### Requirement
State only the number of lines below where the word "value" is found.

Data records Block Start

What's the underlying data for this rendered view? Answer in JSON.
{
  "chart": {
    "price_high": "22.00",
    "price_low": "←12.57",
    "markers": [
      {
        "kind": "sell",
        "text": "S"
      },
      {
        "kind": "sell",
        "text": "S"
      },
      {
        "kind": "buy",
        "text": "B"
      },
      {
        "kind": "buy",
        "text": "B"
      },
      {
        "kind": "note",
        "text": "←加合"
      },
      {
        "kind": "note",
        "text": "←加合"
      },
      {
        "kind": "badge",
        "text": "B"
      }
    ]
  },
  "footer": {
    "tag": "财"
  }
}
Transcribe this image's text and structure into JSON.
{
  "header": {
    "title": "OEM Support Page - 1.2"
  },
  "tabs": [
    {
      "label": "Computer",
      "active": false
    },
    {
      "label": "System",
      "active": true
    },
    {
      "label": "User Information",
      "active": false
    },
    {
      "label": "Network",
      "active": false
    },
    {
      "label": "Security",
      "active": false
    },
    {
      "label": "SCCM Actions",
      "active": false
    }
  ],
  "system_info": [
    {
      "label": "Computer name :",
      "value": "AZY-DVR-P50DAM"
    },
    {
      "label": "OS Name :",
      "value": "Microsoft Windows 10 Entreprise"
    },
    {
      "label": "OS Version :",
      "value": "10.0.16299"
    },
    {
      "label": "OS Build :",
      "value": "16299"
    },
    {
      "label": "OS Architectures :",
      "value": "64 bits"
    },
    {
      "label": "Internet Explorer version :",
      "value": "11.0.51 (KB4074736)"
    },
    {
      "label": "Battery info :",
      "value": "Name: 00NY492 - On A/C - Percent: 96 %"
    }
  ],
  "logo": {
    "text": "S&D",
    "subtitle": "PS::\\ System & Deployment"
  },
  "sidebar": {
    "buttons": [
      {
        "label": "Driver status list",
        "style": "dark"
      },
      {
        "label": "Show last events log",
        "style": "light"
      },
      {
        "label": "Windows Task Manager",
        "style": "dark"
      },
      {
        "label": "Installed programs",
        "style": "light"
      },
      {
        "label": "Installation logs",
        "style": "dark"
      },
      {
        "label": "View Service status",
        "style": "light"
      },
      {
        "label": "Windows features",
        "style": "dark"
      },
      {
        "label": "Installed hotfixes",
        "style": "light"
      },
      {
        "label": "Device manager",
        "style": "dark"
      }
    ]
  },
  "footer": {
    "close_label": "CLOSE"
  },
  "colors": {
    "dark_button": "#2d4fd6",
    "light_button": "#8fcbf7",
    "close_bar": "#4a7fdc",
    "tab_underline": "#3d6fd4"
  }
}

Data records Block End

### Solution to this problem
7